THE TASK
Each line of the records is to be returned verbatim, with the images omitted.

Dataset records

*****

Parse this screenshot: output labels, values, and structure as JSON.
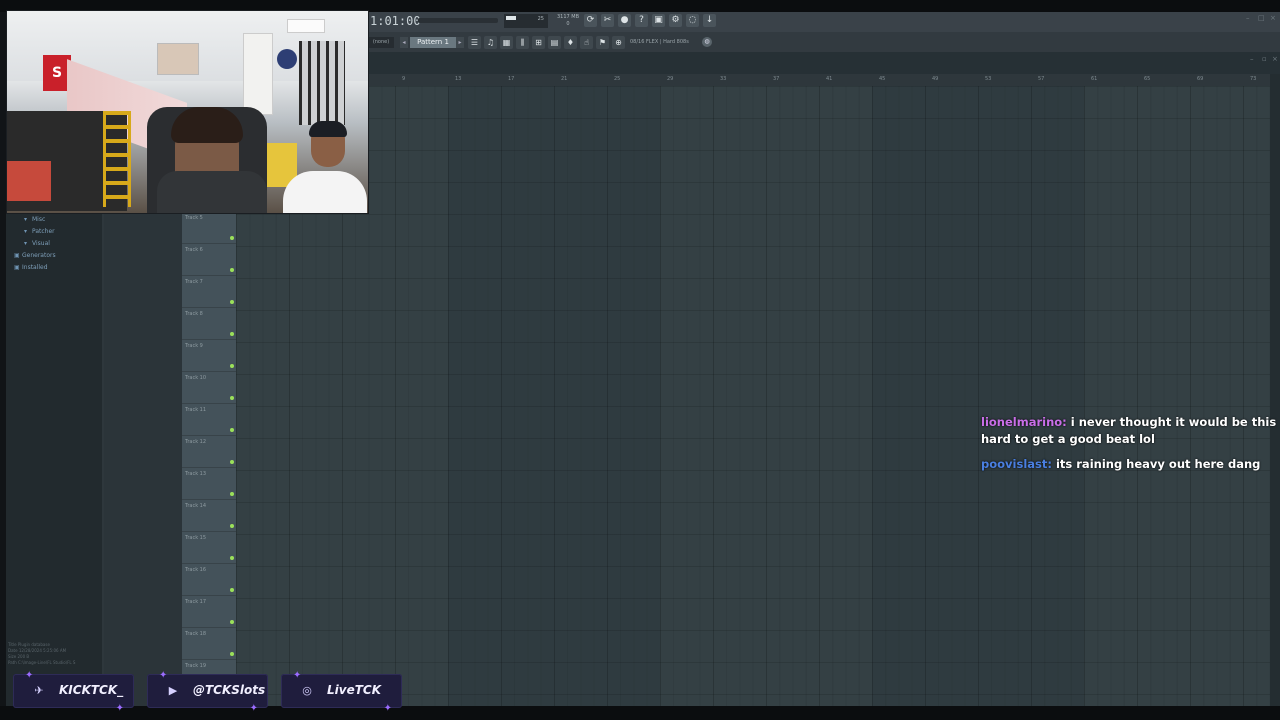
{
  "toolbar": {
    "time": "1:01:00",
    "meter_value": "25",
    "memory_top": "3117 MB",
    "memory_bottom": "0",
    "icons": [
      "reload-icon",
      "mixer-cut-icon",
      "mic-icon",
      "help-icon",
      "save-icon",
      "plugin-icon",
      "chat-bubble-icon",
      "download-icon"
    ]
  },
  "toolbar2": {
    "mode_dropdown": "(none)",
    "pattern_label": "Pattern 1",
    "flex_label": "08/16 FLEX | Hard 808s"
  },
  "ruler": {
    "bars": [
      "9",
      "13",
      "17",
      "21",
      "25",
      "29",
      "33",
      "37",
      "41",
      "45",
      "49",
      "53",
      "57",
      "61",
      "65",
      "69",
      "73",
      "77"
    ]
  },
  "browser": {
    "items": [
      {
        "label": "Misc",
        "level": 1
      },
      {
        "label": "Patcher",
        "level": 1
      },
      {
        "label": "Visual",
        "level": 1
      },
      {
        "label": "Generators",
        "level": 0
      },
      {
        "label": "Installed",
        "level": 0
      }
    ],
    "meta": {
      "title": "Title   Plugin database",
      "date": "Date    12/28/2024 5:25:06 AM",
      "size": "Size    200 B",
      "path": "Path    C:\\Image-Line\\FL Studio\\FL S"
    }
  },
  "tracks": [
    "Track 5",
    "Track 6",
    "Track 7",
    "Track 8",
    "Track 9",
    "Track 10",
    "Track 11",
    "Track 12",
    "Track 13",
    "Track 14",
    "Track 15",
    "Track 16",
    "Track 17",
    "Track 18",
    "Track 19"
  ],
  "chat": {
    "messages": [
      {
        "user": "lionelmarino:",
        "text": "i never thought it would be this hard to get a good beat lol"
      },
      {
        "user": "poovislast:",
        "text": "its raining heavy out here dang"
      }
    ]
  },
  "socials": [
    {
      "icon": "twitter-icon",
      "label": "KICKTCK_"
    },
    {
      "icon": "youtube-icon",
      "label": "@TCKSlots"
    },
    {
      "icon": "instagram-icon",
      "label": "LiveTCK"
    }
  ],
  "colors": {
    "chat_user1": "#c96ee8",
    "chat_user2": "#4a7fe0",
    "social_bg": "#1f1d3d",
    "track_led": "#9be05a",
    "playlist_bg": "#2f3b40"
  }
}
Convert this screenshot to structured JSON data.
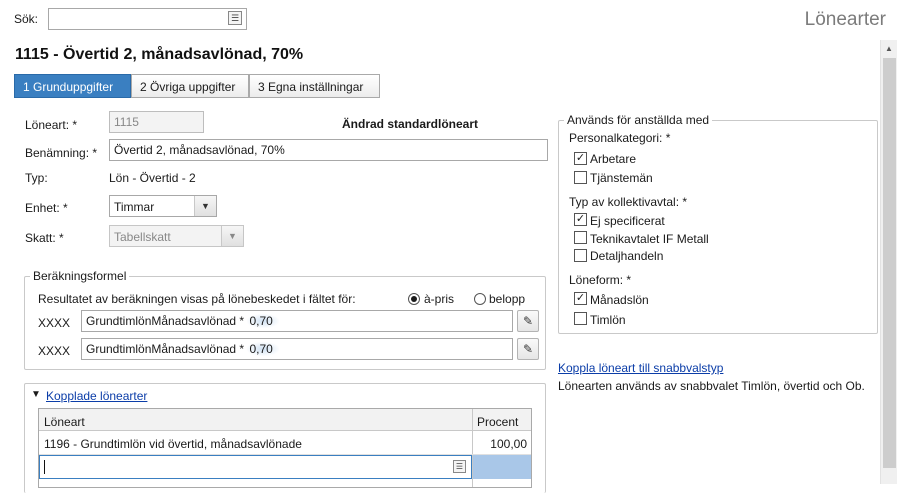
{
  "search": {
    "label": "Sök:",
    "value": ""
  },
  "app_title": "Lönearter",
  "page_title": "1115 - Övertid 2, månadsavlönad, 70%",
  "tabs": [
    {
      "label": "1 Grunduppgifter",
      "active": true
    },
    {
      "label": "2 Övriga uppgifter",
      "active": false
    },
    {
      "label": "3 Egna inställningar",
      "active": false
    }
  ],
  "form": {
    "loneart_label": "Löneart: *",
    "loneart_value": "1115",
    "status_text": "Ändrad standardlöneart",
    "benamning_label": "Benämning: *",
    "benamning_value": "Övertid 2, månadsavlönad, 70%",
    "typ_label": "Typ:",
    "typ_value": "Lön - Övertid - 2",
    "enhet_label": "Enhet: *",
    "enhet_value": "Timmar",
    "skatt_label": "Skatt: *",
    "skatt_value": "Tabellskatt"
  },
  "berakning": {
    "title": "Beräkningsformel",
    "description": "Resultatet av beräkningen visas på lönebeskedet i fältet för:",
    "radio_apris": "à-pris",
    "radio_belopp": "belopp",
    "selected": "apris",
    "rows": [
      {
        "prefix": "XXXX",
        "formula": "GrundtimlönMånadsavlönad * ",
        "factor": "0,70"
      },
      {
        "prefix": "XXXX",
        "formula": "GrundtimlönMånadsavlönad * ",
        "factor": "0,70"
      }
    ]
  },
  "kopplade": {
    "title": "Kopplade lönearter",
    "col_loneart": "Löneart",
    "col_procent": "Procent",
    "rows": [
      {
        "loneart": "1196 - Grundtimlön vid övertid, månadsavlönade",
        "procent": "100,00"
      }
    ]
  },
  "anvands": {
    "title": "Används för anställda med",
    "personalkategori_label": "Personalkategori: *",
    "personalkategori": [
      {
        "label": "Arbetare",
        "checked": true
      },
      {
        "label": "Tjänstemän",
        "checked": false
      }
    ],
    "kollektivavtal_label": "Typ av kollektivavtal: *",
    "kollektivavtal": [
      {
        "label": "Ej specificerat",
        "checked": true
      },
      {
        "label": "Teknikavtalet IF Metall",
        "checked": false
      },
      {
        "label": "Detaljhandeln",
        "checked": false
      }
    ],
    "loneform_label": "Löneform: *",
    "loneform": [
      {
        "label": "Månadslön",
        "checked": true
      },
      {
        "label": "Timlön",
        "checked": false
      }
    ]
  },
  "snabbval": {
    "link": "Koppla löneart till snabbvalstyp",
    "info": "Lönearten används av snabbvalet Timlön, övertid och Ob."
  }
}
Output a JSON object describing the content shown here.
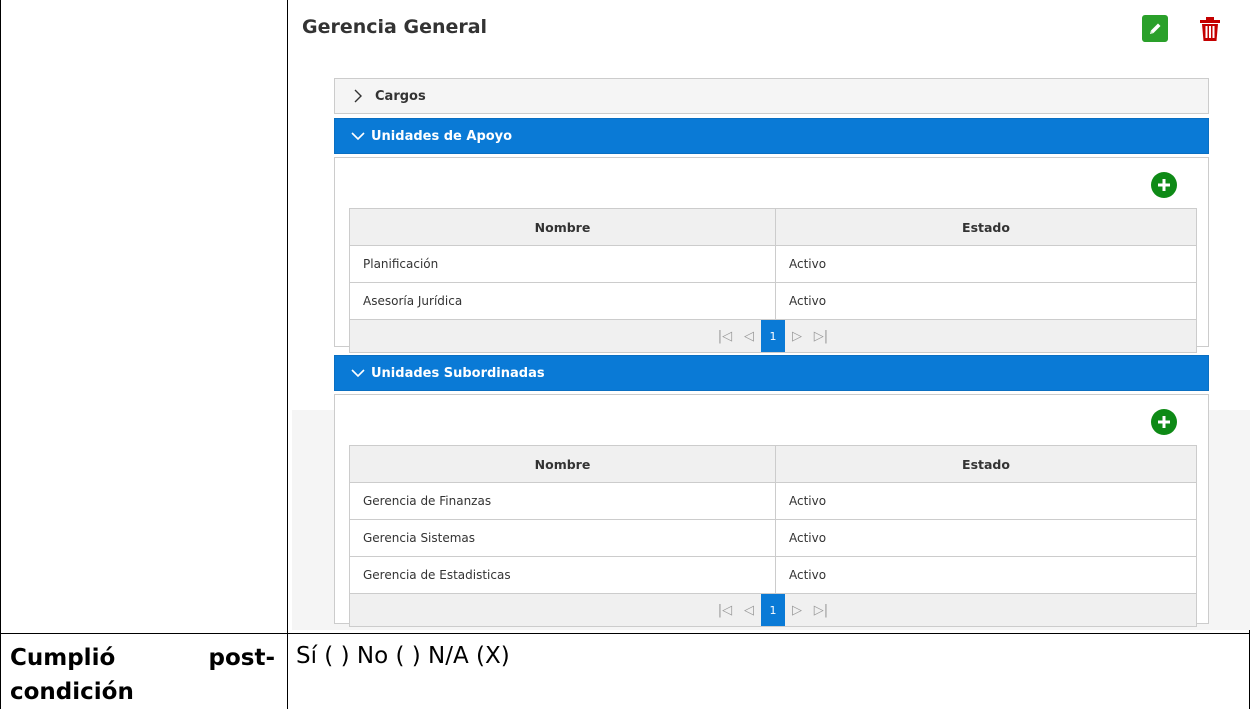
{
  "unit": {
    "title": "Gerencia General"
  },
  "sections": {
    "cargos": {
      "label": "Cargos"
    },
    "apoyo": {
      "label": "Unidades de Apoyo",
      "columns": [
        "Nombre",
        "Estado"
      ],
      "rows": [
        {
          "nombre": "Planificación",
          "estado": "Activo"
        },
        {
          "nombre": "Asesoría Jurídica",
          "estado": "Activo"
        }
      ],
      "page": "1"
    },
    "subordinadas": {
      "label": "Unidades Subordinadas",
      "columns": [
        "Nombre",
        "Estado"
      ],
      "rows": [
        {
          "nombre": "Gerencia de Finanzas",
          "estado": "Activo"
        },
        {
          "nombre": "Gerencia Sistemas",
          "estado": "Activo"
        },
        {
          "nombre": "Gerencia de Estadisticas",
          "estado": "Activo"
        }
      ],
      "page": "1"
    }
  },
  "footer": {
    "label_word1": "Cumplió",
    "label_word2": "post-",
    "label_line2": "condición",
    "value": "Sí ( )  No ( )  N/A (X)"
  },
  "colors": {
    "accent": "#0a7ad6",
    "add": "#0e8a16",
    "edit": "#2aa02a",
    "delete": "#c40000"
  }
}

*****

YOUR RESPONSE
Parse this screenshot: output labels, values, and structure as JSON.
{
  "toolbar": {
    "time": "1:01:00",
    "meter_value": "25",
    "memory_top": "3117 MB",
    "memory_bottom": "0",
    "icons": [
      "reload-icon",
      "mixer-cut-icon",
      "mic-icon",
      "help-icon",
      "save-icon",
      "plugin-icon",
      "chat-bubble-icon",
      "download-icon"
    ]
  },
  "toolbar2": {
    "mode_dropdown": "(none)",
    "pattern_label": "Pattern 1",
    "flex_label": "08/16 FLEX | Hard 808s"
  },
  "ruler": {
    "bars": [
      "9",
      "13",
      "17",
      "21",
      "25",
      "29",
      "33",
      "37",
      "41",
      "45",
      "49",
      "53",
      "57",
      "61",
      "65",
      "69",
      "73",
      "77"
    ]
  },
  "browser": {
    "items": [
      {
        "label": "Misc",
        "level": 1
      },
      {
        "label": "Patcher",
        "level": 1
      },
      {
        "label": "Visual",
        "level": 1
      },
      {
        "label": "Generators",
        "level": 0
      },
      {
        "label": "Installed",
        "level": 0
      }
    ],
    "meta": {
      "title": "Title   Plugin database",
      "date": "Date    12/28/2024 5:25:06 AM",
      "size": "Size    200 B",
      "path": "Path    C:\\Image-Line\\FL Studio\\FL S"
    }
  },
  "tracks": [
    "Track 5",
    "Track 6",
    "Track 7",
    "Track 8",
    "Track 9",
    "Track 10",
    "Track 11",
    "Track 12",
    "Track 13",
    "Track 14",
    "Track 15",
    "Track 16",
    "Track 17",
    "Track 18",
    "Track 19"
  ],
  "chat": {
    "messages": [
      {
        "user": "lionelmarino:",
        "text": "i never thought it would be this hard to get a good beat lol"
      },
      {
        "user": "poovislast:",
        "text": "its raining heavy out here dang"
      }
    ]
  },
  "socials": [
    {
      "icon": "twitter-icon",
      "label": "KICKTCK_"
    },
    {
      "icon": "youtube-icon",
      "label": "@TCKSlots"
    },
    {
      "icon": "instagram-icon",
      "label": "LiveTCK"
    }
  ],
  "colors": {
    "chat_user1": "#c96ee8",
    "chat_user2": "#4a7fe0",
    "social_bg": "#1f1d3d",
    "track_led": "#9be05a",
    "playlist_bg": "#2f3b40"
  }
}
Convert this screenshot to structured JSON data.
{
  "search": {
    "label": "Sök:",
    "value": ""
  },
  "app_title": "Lönearter",
  "page_title": "1115 - Övertid 2, månadsavlönad, 70%",
  "tabs": [
    {
      "label": "1 Grunduppgifter",
      "active": true
    },
    {
      "label": "2 Övriga uppgifter",
      "active": false
    },
    {
      "label": "3 Egna inställningar",
      "active": false
    }
  ],
  "form": {
    "loneart_label": "Löneart: *",
    "loneart_value": "1115",
    "status_text": "Ändrad standardlöneart",
    "benamning_label": "Benämning: *",
    "benamning_value": "Övertid 2, månadsavlönad, 70%",
    "typ_label": "Typ:",
    "typ_value": "Lön - Övertid - 2",
    "enhet_label": "Enhet: *",
    "enhet_value": "Timmar",
    "skatt_label": "Skatt: *",
    "skatt_value": "Tabellskatt"
  },
  "berakning": {
    "title": "Beräkningsformel",
    "description": "Resultatet av beräkningen visas på lönebeskedet i fältet för:",
    "radio_apris": "à-pris",
    "radio_belopp": "belopp",
    "selected": "apris",
    "rows": [
      {
        "prefix": "XXXX",
        "formula": "GrundtimlönMånadsavlönad * ",
        "factor": "0,70"
      },
      {
        "prefix": "XXXX",
        "formula": "GrundtimlönMånadsavlönad * ",
        "factor": "0,70"
      }
    ]
  },
  "kopplade": {
    "title": "Kopplade lönearter",
    "col_loneart": "Löneart",
    "col_procent": "Procent",
    "rows": [
      {
        "loneart": "1196 - Grundtimlön vid övertid, månadsavlönade",
        "procent": "100,00"
      }
    ]
  },
  "anvands": {
    "title": "Används för anställda med",
    "personalkategori_label": "Personalkategori: *",
    "personalkategori": [
      {
        "label": "Arbetare",
        "checked": true
      },
      {
        "label": "Tjänstemän",
        "checked": false
      }
    ],
    "kollektivavtal_label": "Typ av kollektivavtal: *",
    "kollektivavtal": [
      {
        "label": "Ej specificerat",
        "checked": true
      },
      {
        "label": "Teknikavtalet IF Metall",
        "checked": false
      },
      {
        "label": "Detaljhandeln",
        "checked": false
      }
    ],
    "loneform_label": "Löneform: *",
    "loneform": [
      {
        "label": "Månadslön",
        "checked": true
      },
      {
        "label": "Timlön",
        "checked": false
      }
    ]
  },
  "snabbval": {
    "link": "Koppla löneart till snabbvalstyp",
    "info": "Lönearten används av snabbvalet Timlön, övertid och Ob."
  }
}
Output a JSON object describing the content shown here.
{
  "unit": {
    "title": "Gerencia General"
  },
  "sections": {
    "cargos": {
      "label": "Cargos"
    },
    "apoyo": {
      "label": "Unidades de Apoyo",
      "columns": [
        "Nombre",
        "Estado"
      ],
      "rows": [
        {
          "nombre": "Planificación",
          "estado": "Activo"
        },
        {
          "nombre": "Asesoría Jurídica",
          "estado": "Activo"
        }
      ],
      "page": "1"
    },
    "subordinadas": {
      "label": "Unidades Subordinadas",
      "columns": [
        "Nombre",
        "Estado"
      ],
      "rows": [
        {
          "nombre": "Gerencia de Finanzas",
          "estado": "Activo"
        },
        {
          "nombre": "Gerencia Sistemas",
          "estado": "Activo"
        },
        {
          "nombre": "Gerencia de Estadisticas",
          "estado": "Activo"
        }
      ],
      "page": "1"
    }
  },
  "footer": {
    "label_word1": "Cumplió",
    "label_word2": "post-",
    "label_line2": "condición",
    "value": "Sí ( )  No ( )  N/A (X)"
  },
  "colors": {
    "accent": "#0a7ad6",
    "add": "#0e8a16",
    "edit": "#2aa02a",
    "delete": "#c40000"
  }
}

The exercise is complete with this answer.